Generations of mainstream music fans once wrote off country as "corny," oddly foreign, almost unapproachable. Today, crossover country/pop star Taylor Swift, from the wilds of Wyomissing, Pa., is the biggest-selling artist in all of contemporary music "because she sings about relationships rather than beer and pickup trucks," noted WXTU's Easton.
Doesn't hurt that big summer "shed" shows and extravaganzas, like last weekend's cablecast Stagecoach festival, in California, are often as hard-rocking 'n' -stomping as a Bruce Springsteen show. Friday's Stagecoach headliner, Eric Church, even paid homage to the Boss with his traditional show-closer, "Springsteen."
And with country sophisticates T Bone Burnett and Buddy Miller as original and current executive music producers, respectively, "Nashville" the TV show focuses often on the artier, more poetic, Americana singer-songwriter side of country, with material written by the likes of John Paul White (of the chamber-folkie Civil Wars) and next-big-things Striking Matches, the duo of Justin Davis and Downingtown native Sarah Zimmermann, who've just completed their first album for the newly revived I.R.S./Capitol label. The pair made a cameo appearance on last week's "Nashville: On the Record" ABC concert special with the cast.
Now living "a dream come true," Zimmermann is a former high-school marching band and coffeehouse play pal of Liz Longley.
Thrown together with Davis six years ago at a freshman-year, make-some-music-fast "hazing challenge" at Nashville's Belmont University, the duo "instantly clicked," Zimmermann said. Later came a deal with Universal Music Publishing.
And they've had six songs in the first two seasons of "Nashville" - three performed by petulant Juliette Barnes (Hayden Panettiere, not on the current tour), two sung by ever-noble Deacon (Charles "Chip" Esten, who's from Pittsburgh) and most recently the knockout "I Ain't Leaving Without Your Love," dealt by the dynamic trio of Sam Palladio (who hides his British accent well), Jonathan Jackson and Chaley Rose.
And while they haven't connected through a song "as yet," Zimmermann also is a "big fan" of Clare Bowen, the Australian talent who plays waifish Scarlett O'Connor "and sings even better live than she does on the show."
Bowen is recording material for a possible solo album; ditto Jackson, who has an announced deal.
As a microcosm of the town's music-centric population, the cast of "Nashville" has become "very much like a family" and is "very serious about keeping this music honest, from the heart," shared Carmack in our recent chat.
Like a lot of today's new country music makers (and fans), this commanding singer/guitarist/actor/model came to the party "more as a fan of classic country-rock groups, like the Allman Brothers and Lynyrd Skynyrd."

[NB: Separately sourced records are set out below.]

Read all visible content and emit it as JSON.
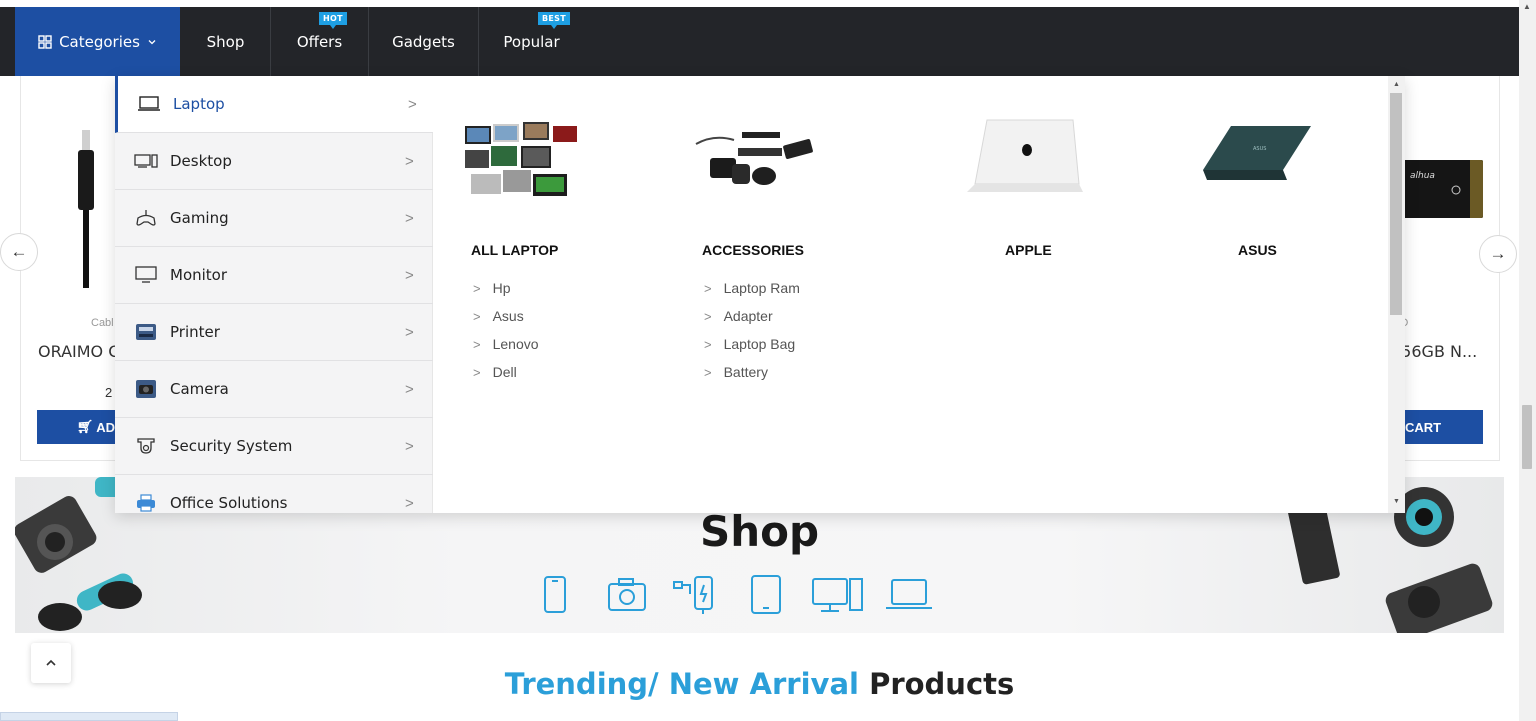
{
  "nav": {
    "categories_label": "Categories",
    "items": [
      {
        "label": "Shop",
        "badge": ""
      },
      {
        "label": "Offers",
        "badge": "HOT"
      },
      {
        "label": "Gadgets",
        "badge": ""
      },
      {
        "label": "Popular",
        "badge": "BEST"
      }
    ],
    "colors": {
      "bar": "#232529",
      "categories_bg": "#1d4fa3",
      "badge": "#1e9fe3"
    }
  },
  "dropdown": {
    "categories": [
      {
        "label": "Laptop",
        "icon": "laptop-icon",
        "active": true
      },
      {
        "label": "Desktop",
        "icon": "desktop-icon"
      },
      {
        "label": "Gaming",
        "icon": "gamepad-icon"
      },
      {
        "label": "Monitor",
        "icon": "monitor-icon"
      },
      {
        "label": "Printer",
        "icon": "printer-icon"
      },
      {
        "label": "Camera",
        "icon": "camera-icon"
      },
      {
        "label": "Security System",
        "icon": "cctv-icon"
      },
      {
        "label": "Office Solutions",
        "icon": "office-icon"
      }
    ],
    "columns": [
      {
        "title": "ALL LAPTOP",
        "items": [
          "Hp",
          "Asus",
          "Lenovo",
          "Dell"
        ]
      },
      {
        "title": "ACCESSORIES",
        "items": [
          "Laptop Ram",
          "Adapter",
          "Laptop Bag",
          "Battery"
        ]
      },
      {
        "title": "APPLE",
        "items": []
      },
      {
        "title": "ASUS",
        "items": []
      }
    ]
  },
  "products": {
    "left": {
      "category": "Cabl",
      "name": "ORAIMO C",
      "price": "2",
      "cart": "AD"
    },
    "right": {
      "category": "SD",
      "name": "256GB N...",
      "price": "৳",
      "cart": "CART"
    }
  },
  "banner": {
    "title": "Shop"
  },
  "section": {
    "title_highlight": "Trending/ New Arrival",
    "title_rest": "Products"
  },
  "accent": "#2b9fd9"
}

His education in current Nashville music started only when "the breakdown for my character said, 'a Jason Aldean type.' I had to Google to discover he was only the country male vocalist of the year. Yeah, I was completely ignorant! But I've come to love quite a bit of this music and am grateful to the show for exposing me to it."
Carmack's so into the music, "I'm sticking around Nashville all summer to gig. I'm calling this my summer of fantasy band camp."
The "Nashville" cast has yet to learn if the show is being renewed, but Carmack has a "gut feeling" it will be.
"There's a pretty good darn cliff-hanger," he said, involving his compelling character, Will, a closeted gay man "with a certain amount of self-delusion," who impulsively decided to marry a woman "to get ahead of the rumors" - and, even worse, participate in a reality-TV show.
"It's an awesome role, a story line with a lot of meat on the bone," Carmack said. "I've yet to meet any Nashville music maker who's admitted to being gay, but the fate of Chely Wright, a full-on country star who came out and doesn't get played on the radio anymore, is instructive.
"And I have had a lot of genuine thank-yous and slaps on the back from the LGBT community for telling it like it is. For the first time in my career, I'm feeling like I could be making a difference."
Ready to rethink country, now?